So the next week, I decided on making catapults with duct tape, glue, Popsicle sticks and rubber bands. I put them into groups of 2 and 3, and let them do their thing. My goal was to give them as little instruction as possible, and I said, "It's okay if it doesn't work, but try your best."
It was great to watch. Some groups had some quarrels, and noted that in the end. Others wanted a little more instruction. Most of the time, the kids would be yelling, "Maestra Serena! I need help!"...even through their catapults would be nearly finished, lol. Others would completely ignore my advice, and said, "It'll work, trust me." I know I go through those moments with my engineering coursework, haha.
Honestly, it feels great to give back. The kids were very excited to see me, and I'm surprised they remembered who I was. I can't even describe what kind of joy this mini project has given me. I'm always trying to put myself in their shoes....what can I do that would be fun, thought-provoking, and cheap all at the same time?
It's made me wonder how to revolutionize the way science is structured in K-12. What could we do with these kids that is cheap, takes little time, and yet, totally worthwhile? If I'm able to do it as a poor college student, what is stopping the schools? Food for thought.
Sunday, May 20, 2012
Things you'll need:
10 mm diffused LED lights (about 10 cents each at the hardware store)
Lithium battery (mine we're 4 for a dollar I believe but I recently found them on ebay 100 for $20, the more you get the cheaper they are)
Rare Earth Magnet (25 for $15 but this was just what I had on hand, you can use any kind of small magnet)
Tape (any kind, I used electric tape)
or Epoxy (if you're planning on leaving them out, more weather resistant)
From here it's quite simple.
(1) Take the led light figure out which end is the long one and which is the short one; long is the anode (+), short is the cathode (-). Attach the positive part of the LED to the positive part of the battery. If it doesnt light up you've aligned it wrong, just flip the battery and you should be fine. If you're still having problems you've either got a bad LED or the wrong battery.
(2) Hold the battery onto the one side.
(3) Tape it neatly.

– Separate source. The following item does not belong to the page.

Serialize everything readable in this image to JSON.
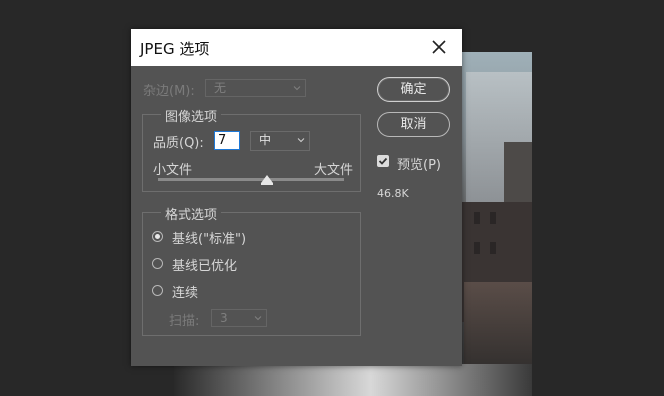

It looks cooler when it doesn't look like its wrapped in a quarter yard of tape. NOTE: if you're using Epoxy please follow safety directions.
(4) Throw and enjoy.